_Action item_. Below are some records; output all of them exactly as they read.

─── Entries supplied

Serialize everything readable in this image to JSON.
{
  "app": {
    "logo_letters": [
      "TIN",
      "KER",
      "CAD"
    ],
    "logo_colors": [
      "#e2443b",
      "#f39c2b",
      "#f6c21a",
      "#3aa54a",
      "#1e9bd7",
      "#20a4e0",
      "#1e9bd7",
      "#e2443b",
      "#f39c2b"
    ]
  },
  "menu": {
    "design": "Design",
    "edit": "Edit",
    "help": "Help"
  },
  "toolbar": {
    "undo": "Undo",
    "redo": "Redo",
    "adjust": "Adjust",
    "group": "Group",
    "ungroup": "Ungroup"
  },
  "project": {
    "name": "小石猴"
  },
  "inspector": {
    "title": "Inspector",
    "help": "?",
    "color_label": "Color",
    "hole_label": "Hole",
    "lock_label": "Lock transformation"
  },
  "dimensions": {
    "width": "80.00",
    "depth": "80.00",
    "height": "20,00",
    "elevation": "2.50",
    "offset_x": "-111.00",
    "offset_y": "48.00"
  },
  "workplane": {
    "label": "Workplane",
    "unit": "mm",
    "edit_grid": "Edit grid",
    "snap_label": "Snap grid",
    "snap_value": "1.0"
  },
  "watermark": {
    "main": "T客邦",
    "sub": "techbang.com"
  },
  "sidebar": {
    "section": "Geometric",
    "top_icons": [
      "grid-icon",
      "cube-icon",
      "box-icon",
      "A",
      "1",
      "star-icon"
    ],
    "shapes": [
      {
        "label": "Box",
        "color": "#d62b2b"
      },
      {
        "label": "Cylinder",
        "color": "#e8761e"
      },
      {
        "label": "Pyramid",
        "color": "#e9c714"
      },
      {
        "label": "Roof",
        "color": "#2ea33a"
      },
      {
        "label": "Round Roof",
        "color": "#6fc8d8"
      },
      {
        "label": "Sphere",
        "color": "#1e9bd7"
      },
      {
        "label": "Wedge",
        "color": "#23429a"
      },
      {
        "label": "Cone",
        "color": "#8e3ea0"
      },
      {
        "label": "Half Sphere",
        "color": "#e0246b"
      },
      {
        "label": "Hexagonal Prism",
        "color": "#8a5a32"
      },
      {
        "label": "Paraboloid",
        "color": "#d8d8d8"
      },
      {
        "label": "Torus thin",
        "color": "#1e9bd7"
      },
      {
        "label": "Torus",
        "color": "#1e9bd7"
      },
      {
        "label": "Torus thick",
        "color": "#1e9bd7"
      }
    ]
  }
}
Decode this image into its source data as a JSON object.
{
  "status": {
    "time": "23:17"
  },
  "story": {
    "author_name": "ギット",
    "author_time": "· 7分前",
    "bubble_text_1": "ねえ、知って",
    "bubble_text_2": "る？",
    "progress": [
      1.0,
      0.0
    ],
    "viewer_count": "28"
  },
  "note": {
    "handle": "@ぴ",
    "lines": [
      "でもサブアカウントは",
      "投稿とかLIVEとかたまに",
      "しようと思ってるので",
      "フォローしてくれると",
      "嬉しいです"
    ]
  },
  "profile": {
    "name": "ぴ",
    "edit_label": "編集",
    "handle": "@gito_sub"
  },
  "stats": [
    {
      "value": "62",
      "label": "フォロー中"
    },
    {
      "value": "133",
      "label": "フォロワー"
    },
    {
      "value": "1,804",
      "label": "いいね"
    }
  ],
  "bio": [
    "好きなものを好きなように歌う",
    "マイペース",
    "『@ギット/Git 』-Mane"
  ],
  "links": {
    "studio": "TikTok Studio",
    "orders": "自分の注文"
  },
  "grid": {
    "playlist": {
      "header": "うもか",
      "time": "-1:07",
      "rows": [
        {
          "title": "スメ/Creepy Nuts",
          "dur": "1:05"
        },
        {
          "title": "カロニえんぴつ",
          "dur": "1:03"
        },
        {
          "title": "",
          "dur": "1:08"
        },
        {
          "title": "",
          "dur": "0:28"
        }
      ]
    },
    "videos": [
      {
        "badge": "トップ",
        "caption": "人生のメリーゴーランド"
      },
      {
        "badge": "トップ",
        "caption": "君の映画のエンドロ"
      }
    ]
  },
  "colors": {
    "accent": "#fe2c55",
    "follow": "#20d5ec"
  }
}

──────

_Task output_.
Serialize everything readable in this image to JSON.
{
  "app": {
    "logo_letters": [
      "TIN",
      "KER",
      "CAD"
    ],
    "logo_colors": [
      "#e2443b",
      "#f39c2b",
      "#f6c21a",
      "#3aa54a",
      "#1e9bd7",
      "#20a4e0",
      "#1e9bd7",
      "#e2443b",
      "#f39c2b"
    ]
  },
  "menu": {
    "design": "Design",
    "edit": "Edit",
    "help": "Help"
  },
  "toolbar": {
    "undo": "Undo",
    "redo": "Redo",
    "adjust": "Adjust",
    "group": "Group",
    "ungroup": "Ungroup"
  },
  "project": {
    "name": "小石猴"
  },
  "inspector": {
    "title": "Inspector",
    "help": "?",
    "color_label": "Color",
    "hole_label": "Hole",
    "lock_label": "Lock transformation"
  },
  "dimensions": {
    "width": "80.00",
    "depth": "80.00",
    "height": "20,00",
    "elevation": "2.50",
    "offset_x": "-111.00",
    "offset_y": "48.00"
  },
  "workplane": {
    "label": "Workplane",
    "unit": "mm",
    "edit_grid": "Edit grid",
    "snap_label": "Snap grid",
    "snap_value": "1.0"
  },
  "watermark": {
    "main": "T客邦",
    "sub": "techbang.com"
  },
  "sidebar": {
    "section": "Geometric",
    "top_icons": [
      "grid-icon",
      "cube-icon",
      "box-icon",
      "A",
      "1",
      "star-icon"
    ],
    "shapes": [
      {
        "label": "Box",
        "color": "#d62b2b"
      },
      {
        "label": "Cylinder",
        "color": "#e8761e"
      },
      {
        "label": "Pyramid",
        "color": "#e9c714"
      },
      {
        "label": "Roof",
        "color": "#2ea33a"
      },
      {
        "label": "Round Roof",
        "color": "#6fc8d8"
      },
      {
        "label": "Sphere",
        "color": "#1e9bd7"
      },
      {
        "label": "Wedge",
        "color": "#23429a"
      },
      {
        "label": "Cone",
        "color": "#8e3ea0"
      },
      {
        "label": "Half Sphere",
        "color": "#e0246b"
      },
      {
        "label": "Hexagonal Prism",
        "color": "#8a5a32"
      },
      {
        "label": "Paraboloid",
        "color": "#d8d8d8"
      },
      {
        "label": "Torus thin",
        "color": "#1e9bd7"
      },
      {
        "label": "Torus",
        "color": "#1e9bd7"
      },
      {
        "label": "Torus thick",
        "color": "#1e9bd7"
      }
    ]
  }
}
Decode this image into its source data as a JSON object.
{
  "status": {
    "time": "23:17"
  },
  "story": {
    "author_name": "ギット",
    "author_time": "· 7分前",
    "bubble_text_1": "ねえ、知って",
    "bubble_text_2": "る？",
    "progress": [
      1.0,
      0.0
    ],
    "viewer_count": "28"
  },
  "note": {
    "handle": "@ぴ",
    "lines": [
      "でもサブアカウントは",
      "投稿とかLIVEとかたまに",
      "しようと思ってるので",
      "フォローしてくれると",
      "嬉しいです"
    ]
  },
  "profile": {
    "name": "ぴ",
    "edit_label": "編集",
    "handle": "@gito_sub"
  },
  "stats": [
    {
      "value": "62",
      "label": "フォロー中"
    },
    {
      "value": "133",
      "label": "フォロワー"
    },
    {
      "value": "1,804",
      "label": "いいね"
    }
  ],
  "bio": [
    "好きなものを好きなように歌う",
    "マイペース",
    "『@ギット/Git 』-Mane"
  ],
  "links": {
    "studio": "TikTok Studio",
    "orders": "自分の注文"
  },
  "grid": {
    "playlist": {
      "header": "うもか",
      "time": "-1:07",
      "rows": [
        {
          "title": "スメ/Creepy Nuts",
          "dur": "1:05"
        },
        {
          "title": "カロニえんぴつ",
          "dur": "1:03"
        },
        {
          "title": "",
          "dur": "1:08"
        },
        {
          "title": "",
          "dur": "0:28"
        }
      ]
    },
    "videos": [
      {
        "badge": "トップ",
        "caption": "人生のメリーゴーランド"
      },
      {
        "badge": "トップ",
        "caption": "君の映画のエンドロ"
      }
    ]
  },
  "colors": {
    "accent": "#fe2c55",
    "follow": "#20d5ec"
  }
}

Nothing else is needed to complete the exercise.